You say you produced offensively in particular more than you expected. But at the same hand, you were also named one of the captains of the Beauts as a rookie. What do you remember thinking when you were told that you were asked to represent the team in that way?
It brought me back to when I was told in my sophomore year at uni that I would be a captain. I was kind of in shock, I didn’t expect it. But at the same time, I was super excited for the opportunity to be a leader for this team and to be a leader alongside of Corinne Buie and Taylor Accursi. I was just super excited to learn from them as well. But it was pretty surreal that knowing that, you know, my leadership follows me with Buffalo and that I was able to show that.
You talked about at UNH, your role was maybe a little different than with the Beauts. For you, what is the sweet spot? Are you a little bit more offensively minded leaning? Are you a little bit more stay at home?
I would say I’m more of a two way defender in the way that I love to get involved in the play. I love you know, being in the zone, blocking shots and things like that to make sure the puck doesn’t go on the net. But as soon as there’s an opportunity to get the puck out and get the rest going, I get really excited. And I want to be involved in that and join the rush.
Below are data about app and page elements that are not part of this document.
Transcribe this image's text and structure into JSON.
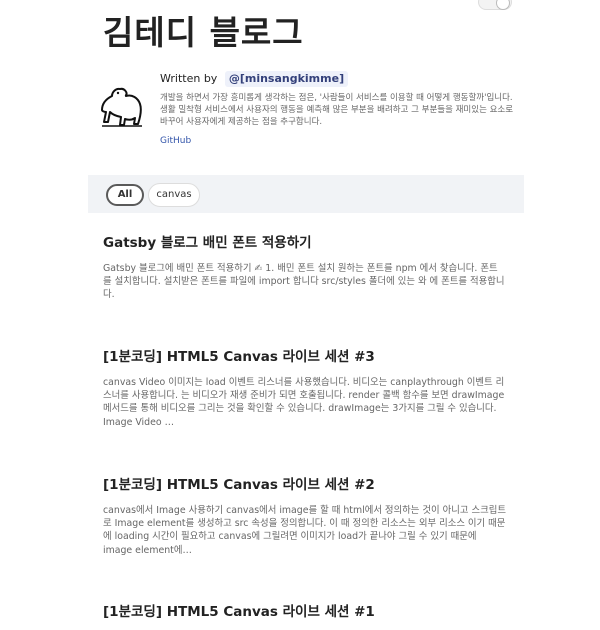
{
  "site": {
    "title": "김테디 블로그"
  },
  "bio": {
    "written_by": "Written by",
    "handle": "@[minsangkimme]",
    "description": "개발을 하면서 가장 흥미롭게 생각하는 점은, '사람들이 서비스를 이용할 때 어떻게 행동할까'입니다. 생활 밀착형 서비스에서 사용자의 행동을 예측해 많은 부분을 배려하고 그 부분들을 재미있는 요소로 바꾸어 사용자에게 제공하는 점을 추구합니다.",
    "github_label": "GitHub",
    "avatar_icon": "polar-bear-icon"
  },
  "categories": [
    "All",
    "canvas"
  ],
  "posts": [
    {
      "title": "Gatsby 블로그 배민 폰트 적용하기",
      "excerpt": "Gatsby 블로그에 배민 폰트 적용하기 ✍ 1. 배민 폰트 설치 원하는 폰트를 npm 에서 찾습니다. 폰트를 설치합니다. 설치받은 폰트를 파일에 import 합니다 src/styles 폴더에 있는 와 에 폰트를 적용합니다."
    },
    {
      "title": "[1분코딩] HTML5 Canvas 라이브 세션 #3",
      "excerpt": "canvas Video 이미지는 load 이벤트 리스너를 사용했습니다. 비디오는 canplaythrough 이벤트 리스너를 사용합니다. 는 비디오가 재생 준비가 되면 호출됩니다. render 콜백 함수를 보면 drawImage 메서드를 통해 비디오를 그리는 것을 확인할 수 있습니다. drawImage는 3가지를 그릴 수 있습니다. Image Video …"
    },
    {
      "title": "[1분코딩] HTML5 Canvas 라이브 세션 #2",
      "excerpt": "canvas에서 Image 사용하기 canvas에서 image를 할 때 html에서 정의하는 것이 아니고 스크립트로 Image element를 생성하고 src 속성을 정의합니다. 이 때 정의한 리소스는 외부 리소스 이기 때문에 loading 시간이 필요하고 canvas에 그릴려면 이미지가 load가 끝나야 그릴 수 있기 때문에 image element에…"
    },
    {
      "title": "[1분코딩] HTML5 Canvas 라이브 세션 #1",
      "excerpt": ""
    }
  ]
}
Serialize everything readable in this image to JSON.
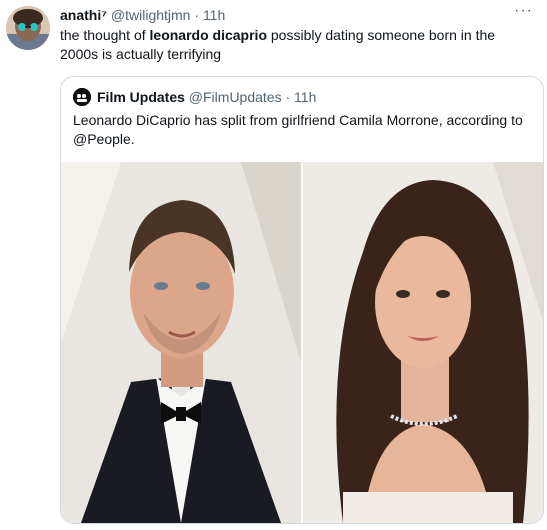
{
  "author": {
    "display_name": "anathi⁷",
    "handle": "@twilightjmn",
    "separator": "·",
    "time": "11h"
  },
  "more_icon": "more-icon",
  "tweet": {
    "text_pre": "the thought of ",
    "text_bold": "leonardo dicaprio",
    "text_post": " possibly dating someone born in the 2000s is actually terrifying"
  },
  "quoted": {
    "display_name": "Film Updates",
    "handle": "@FilmUpdates",
    "separator": "·",
    "time": "11h",
    "text": "Leonardo DiCaprio has split from girlfriend Camila Morrone, according to @People."
  },
  "colors": {
    "text": "#0f1419",
    "secondary": "#536471",
    "border": "#cfd9de"
  }
}
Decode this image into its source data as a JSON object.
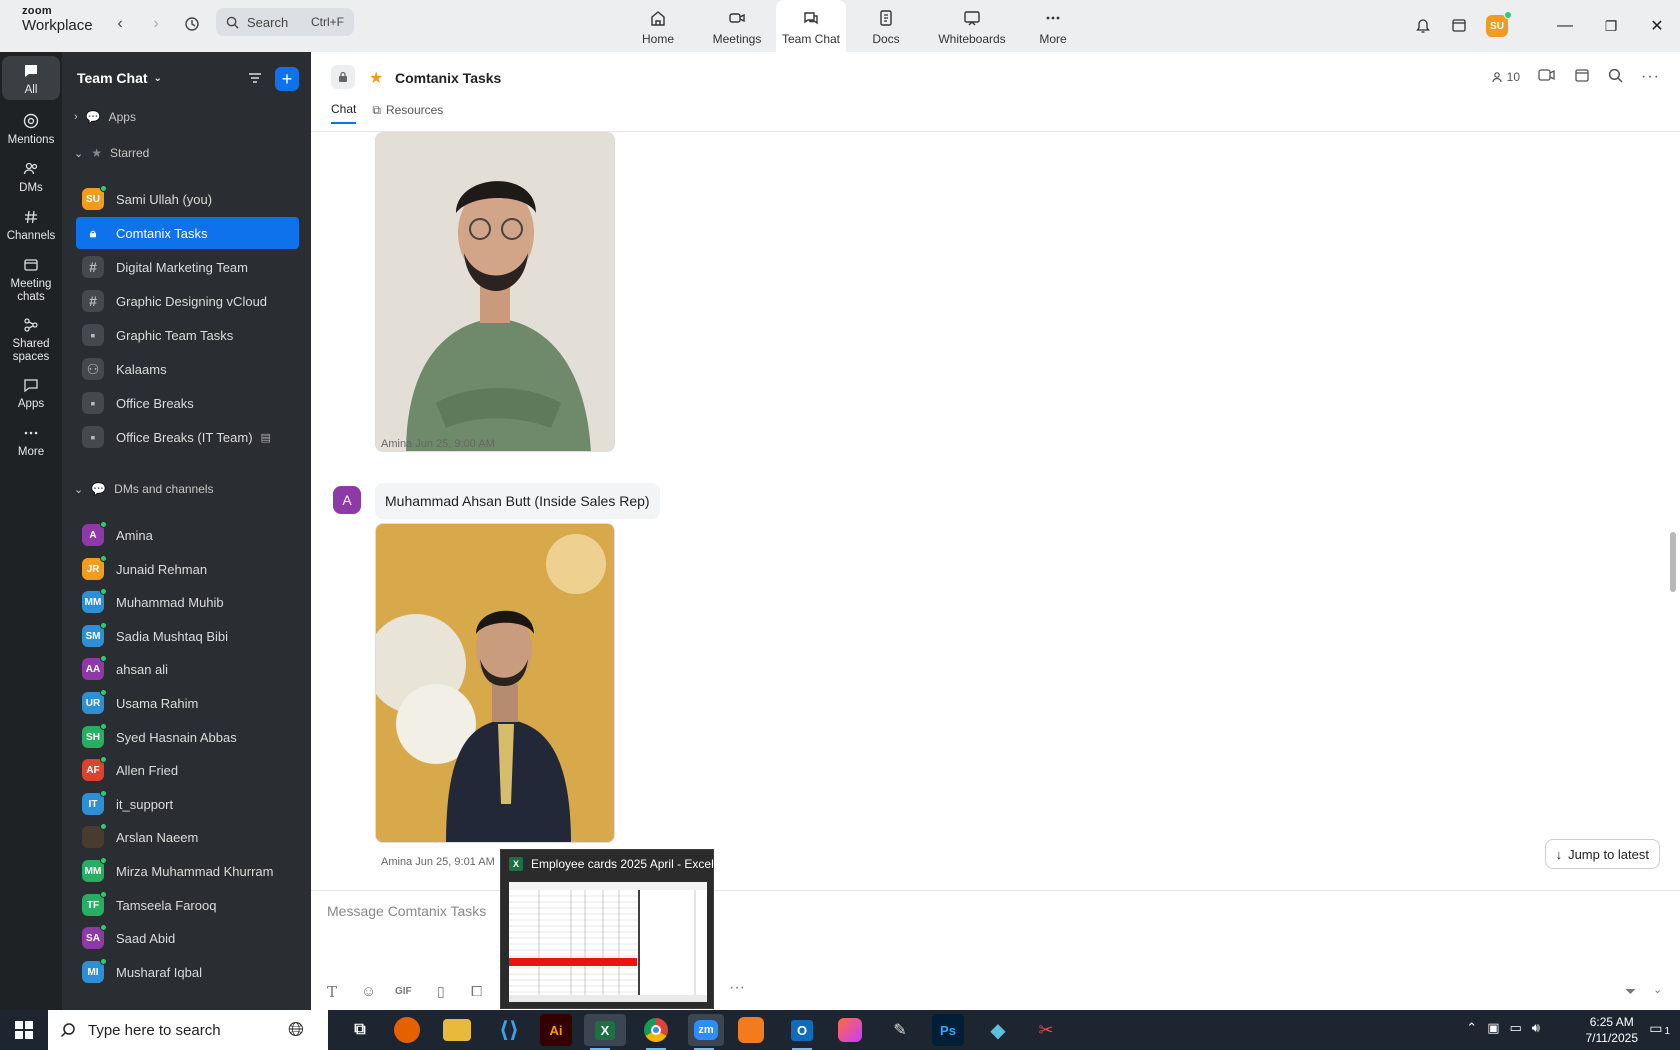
{
  "app": {
    "logo_top": "zoom",
    "logo_bottom": "Workplace",
    "search_label": "Search",
    "search_hint": "Ctrl+F",
    "tabs": [
      {
        "label": "Home"
      },
      {
        "label": "Meetings"
      },
      {
        "label": "Team Chat"
      },
      {
        "label": "Docs"
      },
      {
        "label": "Whiteboards"
      },
      {
        "label": "More"
      }
    ],
    "user_initials": "SU"
  },
  "rail": {
    "items": [
      {
        "label": "All"
      },
      {
        "label": "Mentions"
      },
      {
        "label": "DMs"
      },
      {
        "label": "Channels"
      },
      {
        "label": "Meeting chats"
      },
      {
        "label": "Shared spaces"
      },
      {
        "label": "Apps"
      },
      {
        "label": "More"
      }
    ]
  },
  "sidebar": {
    "title": "Team Chat",
    "sections": {
      "apps": "Apps",
      "starred": "Starred",
      "dms": "DMs and channels"
    },
    "starred": [
      {
        "label": "Sami Ullah (you)",
        "initials": "SU",
        "color": "#f29c1f"
      },
      {
        "label": "Comtanix Tasks"
      },
      {
        "label": "Digital Marketing Team"
      },
      {
        "label": "Graphic Designing vCloud"
      },
      {
        "label": "Graphic Team Tasks"
      },
      {
        "label": "Kalaams"
      },
      {
        "label": "Office Breaks"
      },
      {
        "label": "Office Breaks (IT Team)"
      }
    ],
    "dms": [
      {
        "label": "Amina",
        "initials": "A",
        "color": "#8e3aa6"
      },
      {
        "label": "Junaid Rehman",
        "initials": "JR",
        "color": "#f29c1f"
      },
      {
        "label": "Muhammad Muhib",
        "initials": "MM",
        "color": "#2d8fd5"
      },
      {
        "label": "Sadia Mushtaq Bibi",
        "initials": "SM",
        "color": "#2d8fd5"
      },
      {
        "label": "ahsan ali",
        "initials": "AA",
        "color": "#8e3aa6"
      },
      {
        "label": "Usama Rahim",
        "initials": "UR",
        "color": "#2d8fd5"
      },
      {
        "label": "Syed Hasnain Abbas",
        "initials": "SH",
        "color": "#27ae60"
      },
      {
        "label": "Allen Fried",
        "initials": "AF",
        "color": "#d9432f"
      },
      {
        "label": "it_support",
        "initials": "IT",
        "color": "#2d8fd5"
      },
      {
        "label": "Arslan Naeem",
        "initials": "",
        "color": "#4a3b2f"
      },
      {
        "label": "Mirza Muhammad Khurram",
        "initials": "MM",
        "color": "#27ae60"
      },
      {
        "label": "Tamseela Farooq",
        "initials": "TF",
        "color": "#27ae60"
      },
      {
        "label": "Saad Abid",
        "initials": "SA",
        "color": "#8e3aa6"
      },
      {
        "label": "Musharaf Iqbal",
        "initials": "MI",
        "color": "#2d8fd5"
      }
    ]
  },
  "channel": {
    "title": "Comtanix Tasks",
    "members": "10",
    "tabs": [
      "Chat",
      "Resources"
    ],
    "messages": [
      {
        "sender": "Amina",
        "time": "Jun 25, 9:00 AM",
        "text": "Muhammad Ahsan Butt (Inside Sales Rep)",
        "avatar": "A"
      },
      {
        "sender": "Amina",
        "time": "Jun 25, 9:01 AM"
      }
    ],
    "jump_label": "Jump to latest",
    "composer_placeholder": "Message Comtanix Tasks"
  },
  "popup": {
    "title": "Employee cards 2025 April - Excel"
  },
  "taskbar": {
    "search_placeholder": "Type here to search",
    "time": "6:25 AM",
    "date": "7/11/2025",
    "notif_count": "1"
  }
}
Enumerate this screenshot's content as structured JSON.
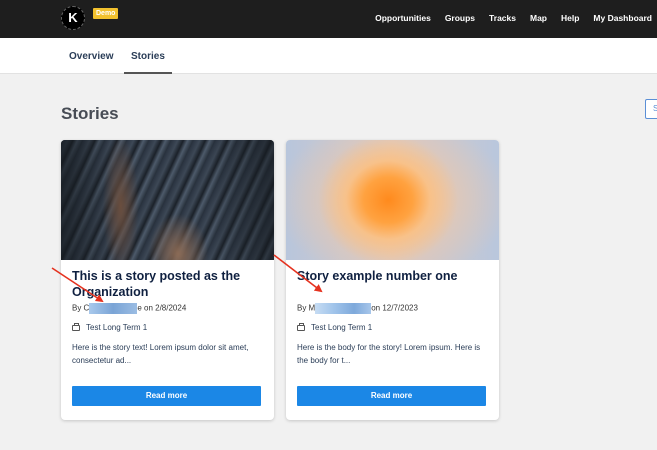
{
  "app": {
    "logo_letter": "K",
    "badge": "Demo"
  },
  "nav": {
    "items": [
      "Opportunities",
      "Groups",
      "Tracks",
      "Map",
      "Help",
      "My Dashboard"
    ]
  },
  "tabs": {
    "overview": "Overview",
    "stories": "Stories",
    "active": "Stories"
  },
  "page": {
    "title": "Stories",
    "edge_button_label": "S"
  },
  "stories": [
    {
      "title": "This is a story posted as the Organization",
      "byline_prefix": "By C",
      "byline_suffix": "e on 2/8/2024",
      "track": "Test Long Term 1",
      "excerpt": "Here is the story text! Lorem ipsum dolor sit amet, consectetur ad...",
      "cta": "Read more",
      "image": "canyon-photo"
    },
    {
      "title": "Story example number one",
      "byline_prefix": "By M",
      "byline_suffix": "on 12/7/2023",
      "track": "Test Long Term 1",
      "excerpt": "Here is the body for the story! Lorem ipsum. Here is the body for t...",
      "cta": "Read more",
      "image": "orange-blur-gradient"
    }
  ],
  "icons": {
    "track": "briefcase-icon"
  },
  "colors": {
    "topbar": "#1e1e1e",
    "badge": "#f2c12e",
    "button": "#1b87e6",
    "title_text": "#0f2040",
    "arrow": "#e5321f"
  }
}
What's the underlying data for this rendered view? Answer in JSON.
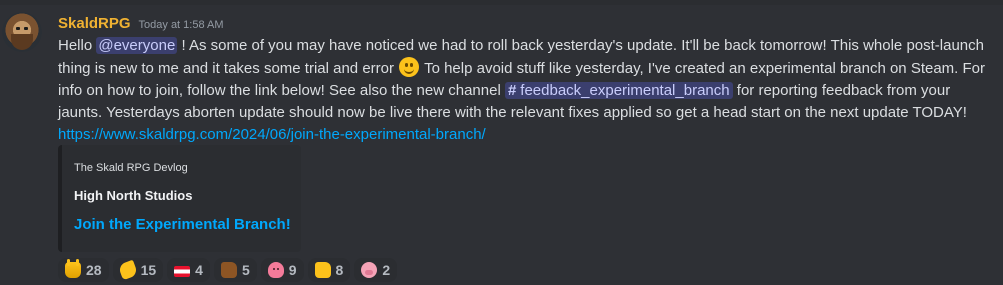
{
  "message": {
    "avatar_icon": "bearded-man-avatar",
    "username": "SkaldRPG",
    "username_color": "#f0b232",
    "timestamp": "Today at 1:58 AM",
    "text_1": "Hello ",
    "mention": "@everyone",
    "text_2": " ! As some of you may have noticed we had to roll back yesterday's update. It'll be back tomorrow! This whole post-launch thing is new to me and it takes some trial and error ",
    "emoji_icon": "slightly-smiling-face-emoji",
    "text_3": " To help avoid stuff like yesterday, I've created an experimental branch on Steam. For info on how to join, follow the link below! See also the new channel ",
    "channel_hash": "#",
    "channel_name": "feedback_experimental_branch",
    "text_4": " for reporting feedback from your jaunts. Yesterdays aborten update should now be live there with the relevant fixes applied so get a head start on the next update TODAY! ",
    "link": "https://www.skaldrpg.com/2024/06/join-the-experimental-branch/",
    "link_color": "#00a8fc"
  },
  "embed": {
    "provider": "The Skald RPG Devlog",
    "author": "High North Studios",
    "title": "Join the Experimental Branch!"
  },
  "reactions": [
    {
      "icon": "sign-of-the-horns-emoji",
      "count": "28"
    },
    {
      "icon": "flexed-biceps-emoji",
      "count": "15"
    },
    {
      "icon": "austria-flag-emoji",
      "count": "4"
    },
    {
      "icon": "thumbs-up-brown-emoji",
      "count": "5"
    },
    {
      "icon": "pink-blob-emoji",
      "count": "9"
    },
    {
      "icon": "thumbs-up-emoji",
      "count": "8"
    },
    {
      "icon": "pig-face-emoji",
      "count": "2"
    }
  ]
}
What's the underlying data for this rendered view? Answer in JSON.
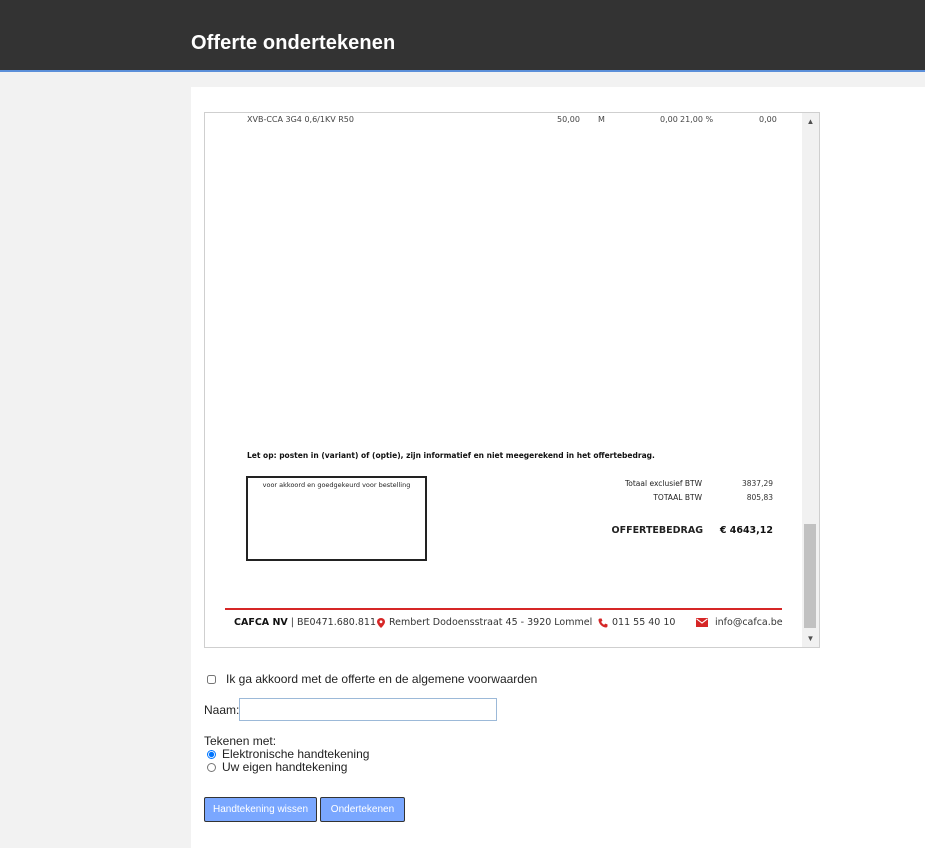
{
  "header": {
    "title": "Offerte ondertekenen"
  },
  "document": {
    "line_item": {
      "description": "XVB-CCA 3G4 0,6/1KV R50",
      "quantity": "50,00",
      "unit": "M",
      "price": "0,00",
      "vat": "21,00 %",
      "total": "0,00"
    },
    "note": "Let op: posten in (variant) of (optie), zijn informatief en niet meegerekend in het offertebedrag.",
    "sign_box_label": "voor akkoord en goedgekeurd voor bestelling",
    "totals": [
      {
        "label": "Totaal exclusief BTW",
        "value": "3837,29"
      },
      {
        "label": "TOTAAL BTW",
        "value": "805,83"
      }
    ],
    "grand_total_label": "OFFERTEBEDRAG",
    "grand_total_value": "€  4643,12",
    "footer": {
      "company": "CAFCA NV",
      "vat_number": "| BE0471.680.811",
      "address": "Rembert Dodoensstraat 45 - 3920 Lommel",
      "phone": "011 55 40 10",
      "email": "info@cafca.be",
      "accent_color": "#d62626"
    }
  },
  "form": {
    "agree_label": "Ik ga akkoord met de offerte en de algemene voorwaarden",
    "agree_checked": false,
    "name_label": "Naam:",
    "name_value": "",
    "sign_with_label": "Tekenen met:",
    "options": [
      {
        "label": "Elektronische handtekening",
        "checked": true
      },
      {
        "label": "Uw eigen handtekening",
        "checked": false
      }
    ],
    "clear_button": "Handtekening wissen",
    "submit_button": "Ondertekenen"
  },
  "colors": {
    "header_bg": "#333333",
    "button_bg": "#7aa7ff"
  }
}
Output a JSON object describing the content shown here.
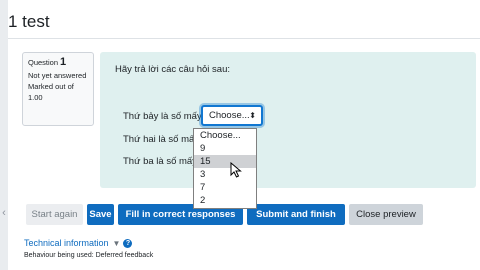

So I say I’m more of a two way defender.
When you were given the opportunity to re-sign, what were some of the top things that that made that decision for you an easy one?
I think one of the biggest things was just like the feeling that Buffalo gave me all season and even postseason. Fans come to the rink every game and they even travel to New Jersey or Boston. I love playing the game and another reason why I do play is to inspire others and I feel like that’s something that I was able to do in Buffalo.
Not only did you re-sign, not only do we have the the draft that’s coming up today and tomorrow, but also we got news that Ontario is going to have a team. What was your reaction to their now being an NWHL team in Canada?
I was really excited when I heard the news. I think it’s it’s huge for the Toronto-area, but also just Canada in general. I know when I was younger and I heard of the CWHL. I was always a Habs fan growing up so when I hear Les Canadiennes de Montréal, I started dreaming of maybe one day playing for them. When Montreal and Toronto didn’t have a team anymore — I mean, there was the NWHL, but for those Canadian girls growing up you always dream to play in your country growing up. So, I think for the young girls in the area, but also across Canada, it’s gonna be pretty special for them to want to play in Toronto. And I think it’s gonna be really exciting for Buffalo too, because it’s gonna be a big rivalry in the upcoming season. I’m pretty excited for that.
That does beg the question, at the time that you were we’re looking over a contract for the sixth season, did you know about the Toronto team and had you considered going back to Canada to play?
It was in the back of my mind a little bit with the rumors of having a team coming to Toronto. Right now, I’m still living on the Canadian side and they travel to the US so it was a possibility for me. But Buffalo was good to me, the fans of Buffalo. And I think there was still some unknown with the extension team in Toronto. So for me, it was a bit easier for me to decide to return to Buffalo. I thought it was the right fit for me for for my second year in the league. They got my heart and so to leave them for another team would be difficult.